State wildlife officials and insurance companies are warning drivers to keep an eye out for deer in the road this season, with nearly 500 drivers likely to strike a deer over the next three months in Northern Virginia.
Fall is the breeding season for deer, so they will be more active over the next couple of months than at any other time of the year, according to state officials with the Virginia Department of Game and Inland Fisheries. Motorists also will be driving more often in the dark, increasing the likelihood of encountering a deer on the road.
The risk of a collision involving a large animal more than doubles in October, November and December, according to State Farm, which releases annual state rankings for deer strikes.
This year, Virginia is ranked 12th in deer collisions, down from 11th in the last two years.
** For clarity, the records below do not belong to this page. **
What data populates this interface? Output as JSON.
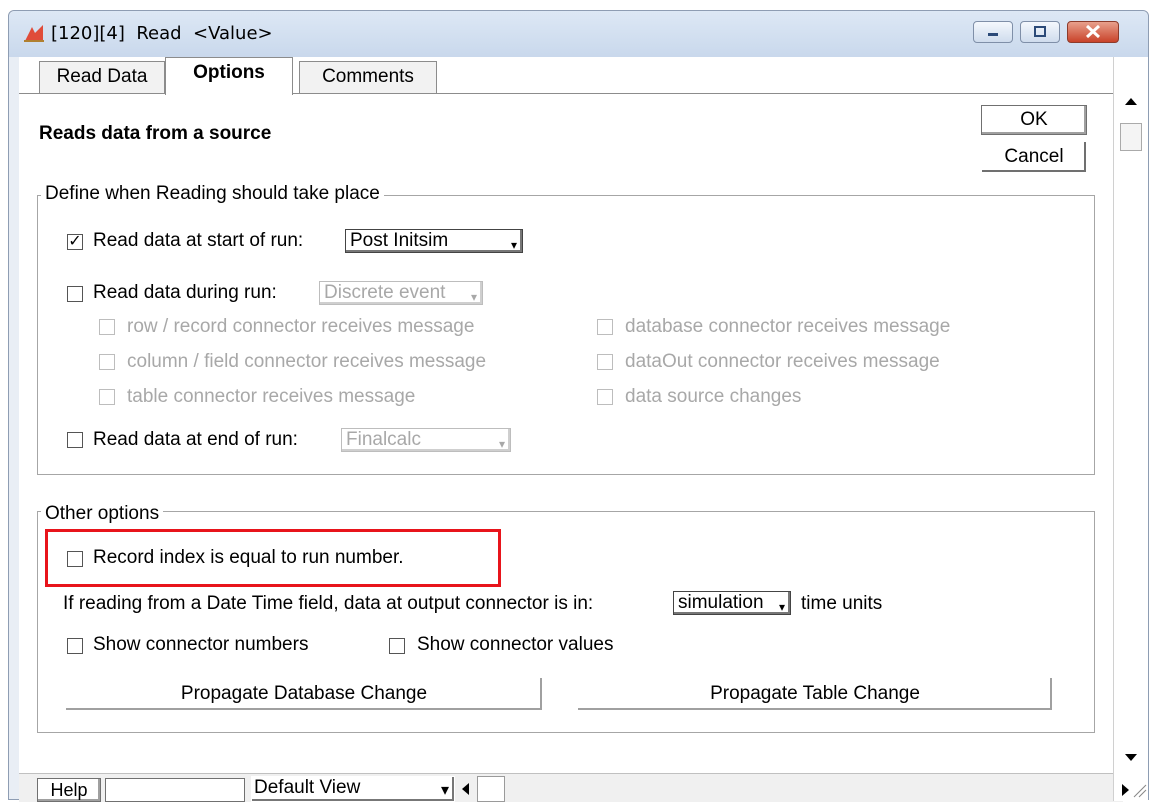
{
  "window": {
    "title": "[120][4]  Read  <Value>",
    "colors": {
      "accent_red": "#e8141b",
      "titlebar": "#c9d8ec",
      "close": "#c9432a"
    }
  },
  "tabs": [
    {
      "label": "Read Data"
    },
    {
      "label": "Options",
      "active": true
    },
    {
      "label": "Comments"
    }
  ],
  "header": {
    "description": "Reads data from a source",
    "ok_label": "OK",
    "cancel_label": "Cancel"
  },
  "reading_group": {
    "legend": "Define when Reading should take place",
    "start_run": {
      "label": "Read data at start of run:",
      "checked": true,
      "value": "Post Initsim"
    },
    "during_run": {
      "label": "Read data during run:",
      "checked": false,
      "value": "Discrete event"
    },
    "during_options": [
      {
        "label": "row / record connector receives message"
      },
      {
        "label": "column / field connector receives message"
      },
      {
        "label": "table connector receives message"
      },
      {
        "label": "database connector receives message"
      },
      {
        "label": "dataOut connector receives message"
      },
      {
        "label": "data source changes"
      }
    ],
    "end_run": {
      "label": "Read data at end of run:",
      "checked": false,
      "value": "Finalcalc"
    }
  },
  "other_group": {
    "legend": "Other options",
    "record_index": {
      "label": "Record index is equal to run number.",
      "checked": false
    },
    "datetime_prefix": "If reading from a Date Time field, data at output connector is in:",
    "datetime_value": "simulation",
    "datetime_suffix": "time units",
    "show_numbers": {
      "label": "Show connector numbers",
      "checked": false
    },
    "show_values": {
      "label": "Show connector values",
      "checked": false
    },
    "propagate_db": "Propagate Database Change",
    "propagate_table": "Propagate Table Change"
  },
  "statusbar": {
    "help_label": "Help",
    "view_value": "Default View"
  },
  "icons": {
    "check": "✓",
    "dropdown": "▾"
  }
}
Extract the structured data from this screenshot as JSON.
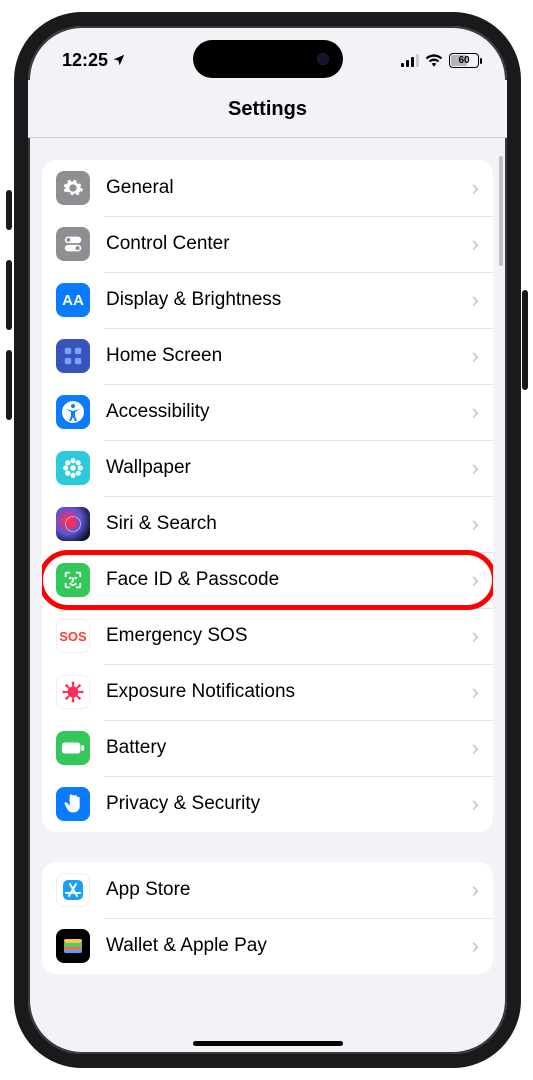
{
  "status": {
    "time": "12:25",
    "battery_percent": "60"
  },
  "header": {
    "title": "Settings"
  },
  "groups": [
    {
      "items": [
        {
          "id": "general",
          "label": "General",
          "icon": "gear-icon",
          "icon_class": "ic-general",
          "highlighted": false
        },
        {
          "id": "control-center",
          "label": "Control Center",
          "icon": "toggles-icon",
          "icon_class": "ic-cc",
          "highlighted": false
        },
        {
          "id": "display",
          "label": "Display & Brightness",
          "icon": "text-size-icon",
          "icon_class": "ic-display",
          "highlighted": false
        },
        {
          "id": "home-screen",
          "label": "Home Screen",
          "icon": "grid-icon",
          "icon_class": "ic-home",
          "highlighted": false
        },
        {
          "id": "accessibility",
          "label": "Accessibility",
          "icon": "accessibility-icon",
          "icon_class": "ic-access",
          "highlighted": false
        },
        {
          "id": "wallpaper",
          "label": "Wallpaper",
          "icon": "flower-icon",
          "icon_class": "ic-wall",
          "highlighted": false
        },
        {
          "id": "siri",
          "label": "Siri & Search",
          "icon": "siri-icon",
          "icon_class": "ic-siri",
          "highlighted": false
        },
        {
          "id": "face-id",
          "label": "Face ID & Passcode",
          "icon": "face-id-icon",
          "icon_class": "ic-face",
          "highlighted": true
        },
        {
          "id": "sos",
          "label": "Emergency SOS",
          "icon": "sos-icon",
          "icon_class": "ic-sos",
          "highlighted": false
        },
        {
          "id": "exposure",
          "label": "Exposure Notifications",
          "icon": "virus-icon",
          "icon_class": "ic-expo",
          "highlighted": false
        },
        {
          "id": "battery",
          "label": "Battery",
          "icon": "battery-icon",
          "icon_class": "ic-batt",
          "highlighted": false
        },
        {
          "id": "privacy",
          "label": "Privacy & Security",
          "icon": "hand-icon",
          "icon_class": "ic-priv",
          "highlighted": false
        }
      ]
    },
    {
      "items": [
        {
          "id": "app-store",
          "label": "App Store",
          "icon": "appstore-icon",
          "icon_class": "ic-store",
          "highlighted": false
        },
        {
          "id": "wallet",
          "label": "Wallet & Apple Pay",
          "icon": "wallet-icon",
          "icon_class": "ic-wallet",
          "highlighted": false
        }
      ]
    }
  ],
  "annotation": {
    "highlight_color": "#ff0000"
  }
}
But the odds of hitting a large animal in the state have climbed from 1 in 99 motorists to 1 in 76 motorists, according to the State Farm report.
Deer strikes in Northern Virginia, Oct.-Dec.
|Prince William County||58||60||76||85||74||77|
In Northern Virginia, deer strikes in the fall months are down slightly, but totals have been relatively consistent over the past few years, according to state crash data.
In Loudoun County, wrecks involving deer between October and December climbed to 167, the highest number of these wrecks the county has seen since 2014. In Manassas, the number of wrecks involving deer climbed from just one in 2017 to five last year. Increases were also reported in Arlington County (climbing from one to four) and Stafford County (up three to 39).
This type of wreck was down in Prince William County from 76 in 2016 and 60 in 2017 to 58 last year. Numbers also decreased in Fauquier County (122, down five from the previous year), Fairfax County (down four to 59), and Fredericksburg (down from 11 in 2017 to just three last year).
AVOIDING DEER STRIKES
The state recommends the following tips to avoid hitting a deer:
1. Slow down and be attentive, particularly from dusk to dawn. If you see one deer, watch out for others.
2. Deer habitually travel the same areas. Use caution when you see deer crossing signs in these areas.
3. Apply brakes, even stop if necessary, to avoid hitting a deer but never swerve out of the lane to miss a deer. A collision with another vehicle, tree or other object is likely to be more serious than hitting a deer.
4. Always wear a seat belt. Even if a collision is unavoidable, you are more likely to avoid injury or death if you are wearing a seat belt.
5. If you kill a deer or bear while driving, immediately report the accident to a conservation police officer or other law enforcement officer where the accident occurred.
6. If you kill a deer or bear while driving, you may keep it for your own use if you report the accident to a law enforcement officer where the accident occurred, and the officer views the animal and gives you a possession certificate.